3. Which brings me to my third point: have a confidant. BUT… don’t gossip. Talking can be dangerous (check out Jason post called Confessions of a Talker). You have to be very cautious with this one, because you also face the danger of putting a confidant or mentor relationship before God. God must always be first, but it’s important to have wise people in your life that you can turn to when life is painful. We all need a shoulder to cry on. I can look back at the painful times in my life and tell you who was there for me (the list is too long for shout-outs), and having them in my life is irreplaceable! On the flip side, be the kind of person you would want in a confidant. Especially if you’re a parent or youth leader, because students will undoubtedly be coming to you for something.
4. Don’t be afraid to cry. Men, this might be a hard one for you because it doesn’t seem manly, or maybe you’re just not that emotional. But in my opinion, it is the mark or a true man if you can own up to the emotions you do have. Look at David and how open he was with his emotions, and he was a true man’s man! It might be odd to hear this coming from a woman who wears her emotions on her sleeves. But to be frank, culture doesn’t want us to show our emotions and it’s easy to sink into the mindset of keeping your emotions to yourself.
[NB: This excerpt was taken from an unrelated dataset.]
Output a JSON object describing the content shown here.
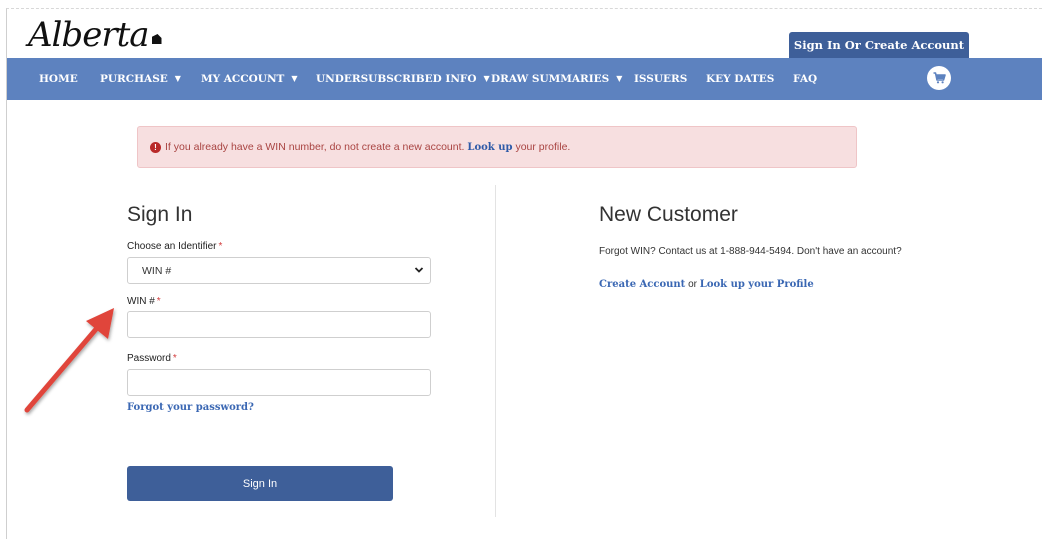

But everyone needs a good cry every now and again. Even Jesus wept (John 11:35). Babies cry when they need something. Everyone has some kind of cry for help. But don’t be afraid to mourn in the painful times of your life. Don’t bottle it up or pretend not to be hurt. And of course, cry for God.
5. Listen to solid Christian music. I don’t mean solid as in hard rock music. I mean solid, theologically accurate music. There are a lot of popular artists out there with catchy tunes that are packed full of Biblical truth. Music is very powerful, both good and bad. We need to be careful about the messages we fill our minds with, no matter how mature we are. The young girl that has been texting me sent me one last night quoting the song, “Bring The Rain.” Again, I welled up with pride in how much she’s already growing. It’s hard to ask Jesus to bring the rain so that we can praise Him more. Life is painful, but we must praise God even more in those times. I can personally attest to how powerful Christian music can be in tough times! It is an encouraging reminder to praise God and return to Scripture.
Sometimes we need to go back to our elemental days to remember how life should be. It should be instinctive to be a passionate friend who turns first to Scripture, can rely on their confidants, and is true to their emotions. And filling our hearts and minds with the right music can also be very powerful in our walk with God. It’s amazing what you can learn from those you’re trying to teach if you just listen.
Posted on November 16, 2011, in Christian Living and tagged Babies, Baby, Christianity, Church, Church Ministry, Family Ministry, Pastor, Religion, Student Ministry, Youth Ministry, Youth Pastor, Youth Work. Bookmark the permalink. 1 Comment.